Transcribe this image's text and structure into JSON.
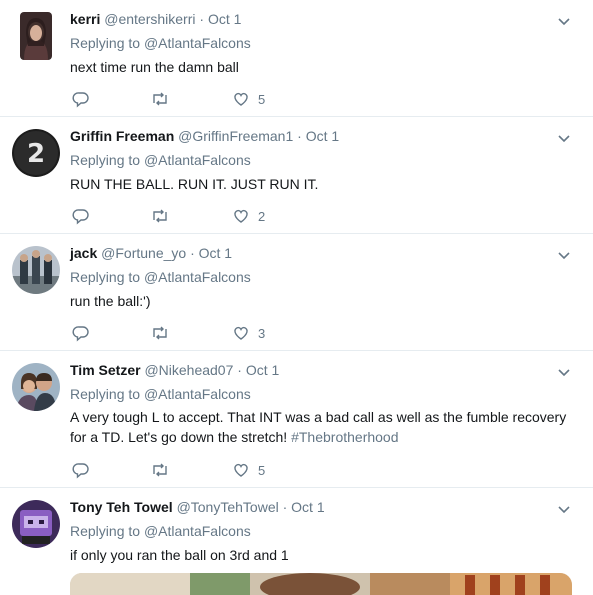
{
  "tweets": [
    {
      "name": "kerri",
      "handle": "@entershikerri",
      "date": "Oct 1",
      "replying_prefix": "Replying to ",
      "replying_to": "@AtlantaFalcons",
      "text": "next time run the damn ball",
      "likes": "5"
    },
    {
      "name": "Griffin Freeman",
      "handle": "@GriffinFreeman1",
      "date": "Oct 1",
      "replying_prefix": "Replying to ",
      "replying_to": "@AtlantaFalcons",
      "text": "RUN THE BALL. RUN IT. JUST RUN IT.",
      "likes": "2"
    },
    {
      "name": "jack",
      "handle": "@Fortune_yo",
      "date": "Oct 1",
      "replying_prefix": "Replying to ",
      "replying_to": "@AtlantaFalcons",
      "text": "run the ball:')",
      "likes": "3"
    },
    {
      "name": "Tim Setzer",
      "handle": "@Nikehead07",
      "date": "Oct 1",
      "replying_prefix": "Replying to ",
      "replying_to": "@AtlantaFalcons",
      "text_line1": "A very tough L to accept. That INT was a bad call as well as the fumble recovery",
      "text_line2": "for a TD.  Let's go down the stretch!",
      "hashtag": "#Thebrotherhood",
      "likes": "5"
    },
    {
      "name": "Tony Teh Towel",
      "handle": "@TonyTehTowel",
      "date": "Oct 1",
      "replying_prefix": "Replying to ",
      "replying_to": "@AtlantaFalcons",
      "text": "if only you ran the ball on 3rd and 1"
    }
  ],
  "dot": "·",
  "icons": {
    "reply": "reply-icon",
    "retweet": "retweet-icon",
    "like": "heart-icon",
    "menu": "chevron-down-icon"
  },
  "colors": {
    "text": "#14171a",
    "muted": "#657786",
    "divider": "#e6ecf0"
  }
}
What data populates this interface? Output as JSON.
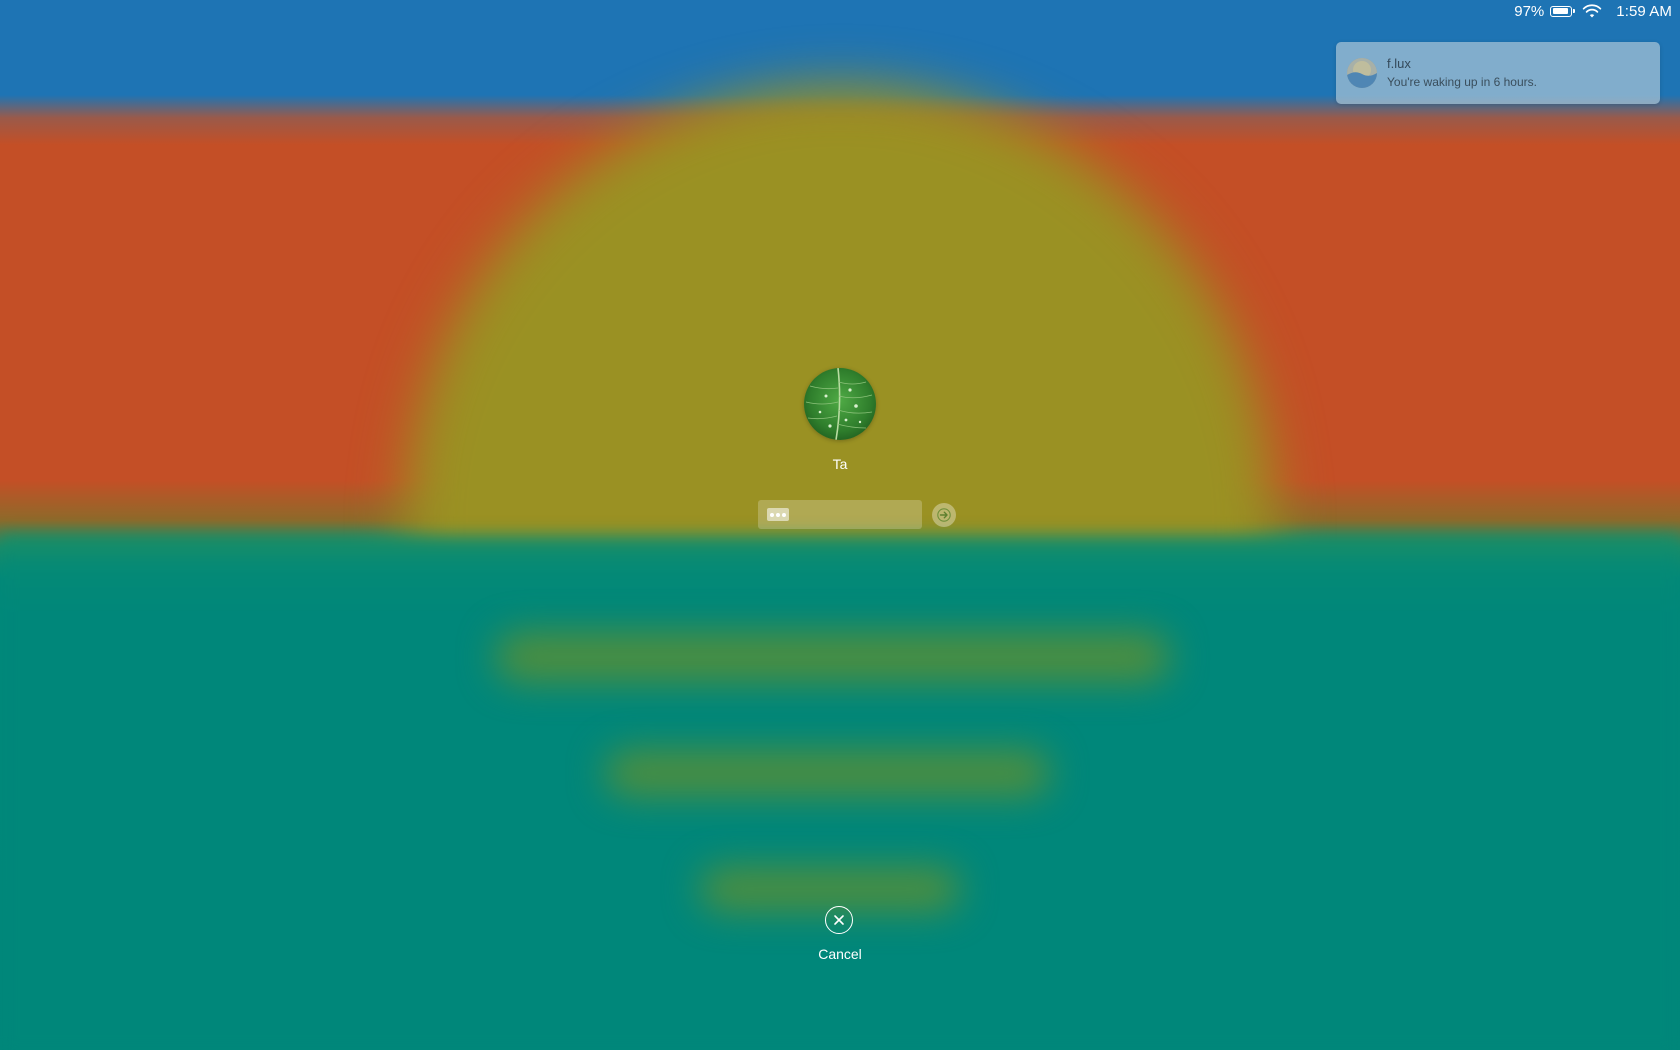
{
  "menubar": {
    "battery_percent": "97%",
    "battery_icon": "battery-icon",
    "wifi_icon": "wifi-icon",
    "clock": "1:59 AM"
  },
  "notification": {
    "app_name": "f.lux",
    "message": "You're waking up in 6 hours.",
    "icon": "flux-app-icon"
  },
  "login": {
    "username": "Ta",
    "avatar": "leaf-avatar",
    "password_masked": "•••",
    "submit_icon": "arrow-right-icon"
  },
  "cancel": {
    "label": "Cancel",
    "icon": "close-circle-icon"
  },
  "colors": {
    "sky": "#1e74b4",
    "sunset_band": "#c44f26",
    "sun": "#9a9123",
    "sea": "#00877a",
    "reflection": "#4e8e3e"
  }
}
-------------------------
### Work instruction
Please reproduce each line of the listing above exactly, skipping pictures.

### Exercise answer
Transcribe this image's text and structure into JSON.
{
  "tweets": [
    {
      "name": "kerri",
      "handle": "@entershikerri",
      "date": "Oct 1",
      "replying_prefix": "Replying to ",
      "replying_to": "@AtlantaFalcons",
      "text": "next time run the damn ball",
      "likes": "5"
    },
    {
      "name": "Griffin Freeman",
      "handle": "@GriffinFreeman1",
      "date": "Oct 1",
      "replying_prefix": "Replying to ",
      "replying_to": "@AtlantaFalcons",
      "text": "RUN THE BALL. RUN IT. JUST RUN IT.",
      "likes": "2"
    },
    {
      "name": "jack",
      "handle": "@Fortune_yo",
      "date": "Oct 1",
      "replying_prefix": "Replying to ",
      "replying_to": "@AtlantaFalcons",
      "text": "run the ball:')",
      "likes": "3"
    },
    {
      "name": "Tim Setzer",
      "handle": "@Nikehead07",
      "date": "Oct 1",
      "replying_prefix": "Replying to ",
      "replying_to": "@AtlantaFalcons",
      "text_line1": "A very tough L to accept. That INT was a bad call as well as the fumble recovery",
      "text_line2": "for a TD.  Let's go down the stretch!",
      "hashtag": "#Thebrotherhood",
      "likes": "5"
    },
    {
      "name": "Tony Teh Towel",
      "handle": "@TonyTehTowel",
      "date": "Oct 1",
      "replying_prefix": "Replying to ",
      "replying_to": "@AtlantaFalcons",
      "text": "if only you ran the ball on 3rd and 1"
    }
  ],
  "dot": "·",
  "icons": {
    "reply": "reply-icon",
    "retweet": "retweet-icon",
    "like": "heart-icon",
    "menu": "chevron-down-icon"
  },
  "colors": {
    "text": "#14171a",
    "muted": "#657786",
    "divider": "#e6ecf0"
  }
}
What data populates this interface? Output as JSON.
{
  "menubar": {
    "battery_percent": "97%",
    "battery_icon": "battery-icon",
    "wifi_icon": "wifi-icon",
    "clock": "1:59 AM"
  },
  "notification": {
    "app_name": "f.lux",
    "message": "You're waking up in 6 hours.",
    "icon": "flux-app-icon"
  },
  "login": {
    "username": "Ta",
    "avatar": "leaf-avatar",
    "password_masked": "•••",
    "submit_icon": "arrow-right-icon"
  },
  "cancel": {
    "label": "Cancel",
    "icon": "close-circle-icon"
  },
  "colors": {
    "sky": "#1e74b4",
    "sunset_band": "#c44f26",
    "sun": "#9a9123",
    "sea": "#00877a",
    "reflection": "#4e8e3e"
  }
}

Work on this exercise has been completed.